DATASET ENTRIES:
"""
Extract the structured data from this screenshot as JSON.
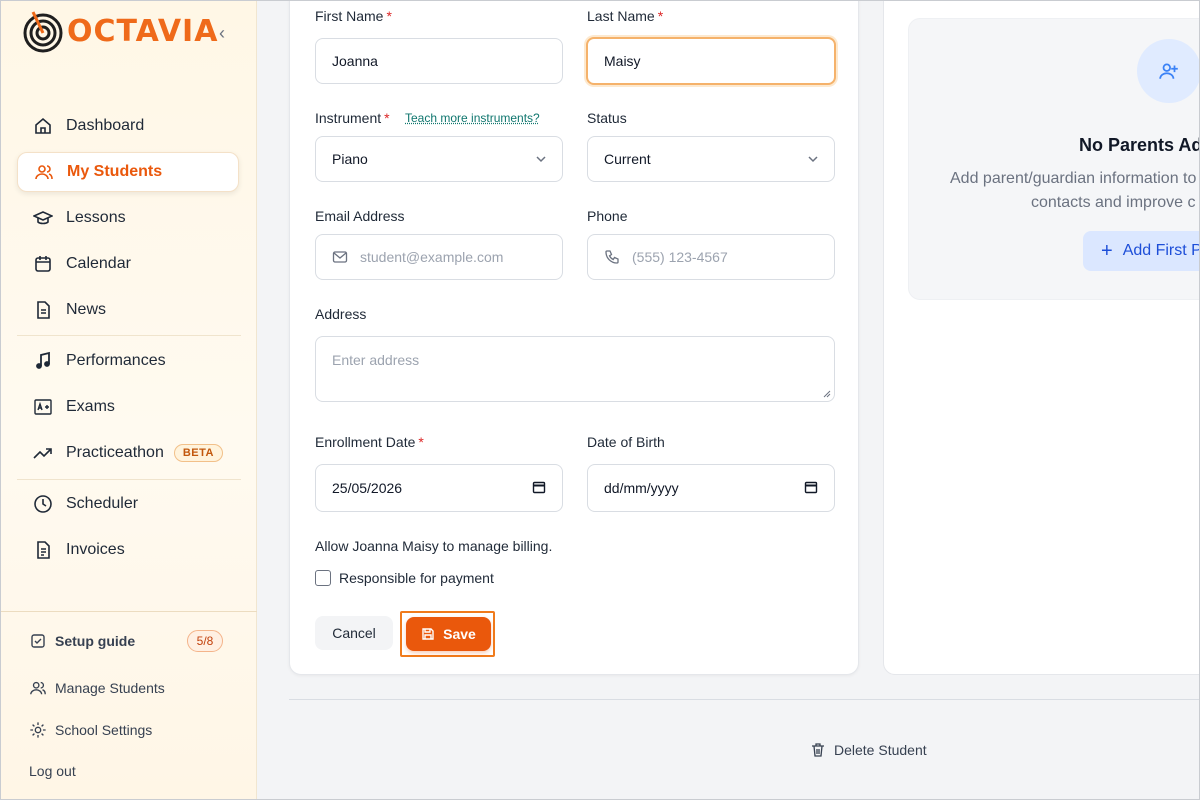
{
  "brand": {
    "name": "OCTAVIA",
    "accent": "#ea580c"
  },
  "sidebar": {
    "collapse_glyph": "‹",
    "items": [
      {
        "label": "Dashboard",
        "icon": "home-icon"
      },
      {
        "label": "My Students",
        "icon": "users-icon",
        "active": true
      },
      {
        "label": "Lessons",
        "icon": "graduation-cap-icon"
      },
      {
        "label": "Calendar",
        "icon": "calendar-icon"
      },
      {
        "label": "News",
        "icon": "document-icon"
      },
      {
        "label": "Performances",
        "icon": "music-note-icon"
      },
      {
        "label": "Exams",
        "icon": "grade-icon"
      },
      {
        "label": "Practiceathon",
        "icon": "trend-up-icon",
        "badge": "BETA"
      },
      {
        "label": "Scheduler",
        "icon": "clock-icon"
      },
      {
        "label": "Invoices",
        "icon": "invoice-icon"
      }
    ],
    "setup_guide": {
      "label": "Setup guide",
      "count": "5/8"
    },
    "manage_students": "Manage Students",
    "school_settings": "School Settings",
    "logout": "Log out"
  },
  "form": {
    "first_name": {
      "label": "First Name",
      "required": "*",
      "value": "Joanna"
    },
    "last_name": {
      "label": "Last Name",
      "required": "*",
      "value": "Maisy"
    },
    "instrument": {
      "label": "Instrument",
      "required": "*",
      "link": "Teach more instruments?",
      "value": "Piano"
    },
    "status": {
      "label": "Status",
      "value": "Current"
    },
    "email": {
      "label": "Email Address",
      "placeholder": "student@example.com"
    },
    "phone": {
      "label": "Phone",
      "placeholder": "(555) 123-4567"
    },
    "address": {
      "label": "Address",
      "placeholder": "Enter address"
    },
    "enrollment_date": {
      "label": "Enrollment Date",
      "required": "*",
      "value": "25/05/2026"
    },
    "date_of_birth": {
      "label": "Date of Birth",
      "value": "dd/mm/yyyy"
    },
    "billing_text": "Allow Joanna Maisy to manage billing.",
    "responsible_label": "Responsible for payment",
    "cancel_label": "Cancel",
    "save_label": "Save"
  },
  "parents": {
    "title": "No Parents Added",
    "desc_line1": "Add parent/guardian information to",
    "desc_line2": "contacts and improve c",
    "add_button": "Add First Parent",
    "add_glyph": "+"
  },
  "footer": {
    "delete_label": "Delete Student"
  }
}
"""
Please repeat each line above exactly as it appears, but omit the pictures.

Extract the structured data from this screenshot as JSON.
{
  "brand": {
    "name": "OCTAVIA",
    "accent": "#ea580c"
  },
  "sidebar": {
    "collapse_glyph": "‹",
    "items": [
      {
        "label": "Dashboard",
        "icon": "home-icon"
      },
      {
        "label": "My Students",
        "icon": "users-icon",
        "active": true
      },
      {
        "label": "Lessons",
        "icon": "graduation-cap-icon"
      },
      {
        "label": "Calendar",
        "icon": "calendar-icon"
      },
      {
        "label": "News",
        "icon": "document-icon"
      },
      {
        "label": "Performances",
        "icon": "music-note-icon"
      },
      {
        "label": "Exams",
        "icon": "grade-icon"
      },
      {
        "label": "Practiceathon",
        "icon": "trend-up-icon",
        "badge": "BETA"
      },
      {
        "label": "Scheduler",
        "icon": "clock-icon"
      },
      {
        "label": "Invoices",
        "icon": "invoice-icon"
      }
    ],
    "setup_guide": {
      "label": "Setup guide",
      "count": "5/8"
    },
    "manage_students": "Manage Students",
    "school_settings": "School Settings",
    "logout": "Log out"
  },
  "form": {
    "first_name": {
      "label": "First Name",
      "required": "*",
      "value": "Joanna"
    },
    "last_name": {
      "label": "Last Name",
      "required": "*",
      "value": "Maisy"
    },
    "instrument": {
      "label": "Instrument",
      "required": "*",
      "link": "Teach more instruments?",
      "value": "Piano"
    },
    "status": {
      "label": "Status",
      "value": "Current"
    },
    "email": {
      "label": "Email Address",
      "placeholder": "student@example.com"
    },
    "phone": {
      "label": "Phone",
      "placeholder": "(555) 123-4567"
    },
    "address": {
      "label": "Address",
      "placeholder": "Enter address"
    },
    "enrollment_date": {
      "label": "Enrollment Date",
      "required": "*",
      "value": "25/05/2026"
    },
    "date_of_birth": {
      "label": "Date of Birth",
      "value": "dd/mm/yyyy"
    },
    "billing_text": "Allow Joanna Maisy to manage billing.",
    "responsible_label": "Responsible for payment",
    "cancel_label": "Cancel",
    "save_label": "Save"
  },
  "parents": {
    "title": "No Parents Added",
    "desc_line1": "Add parent/guardian information to",
    "desc_line2": "contacts and improve c",
    "add_button": "Add First Parent",
    "add_glyph": "+"
  },
  "footer": {
    "delete_label": "Delete Student"
  }
}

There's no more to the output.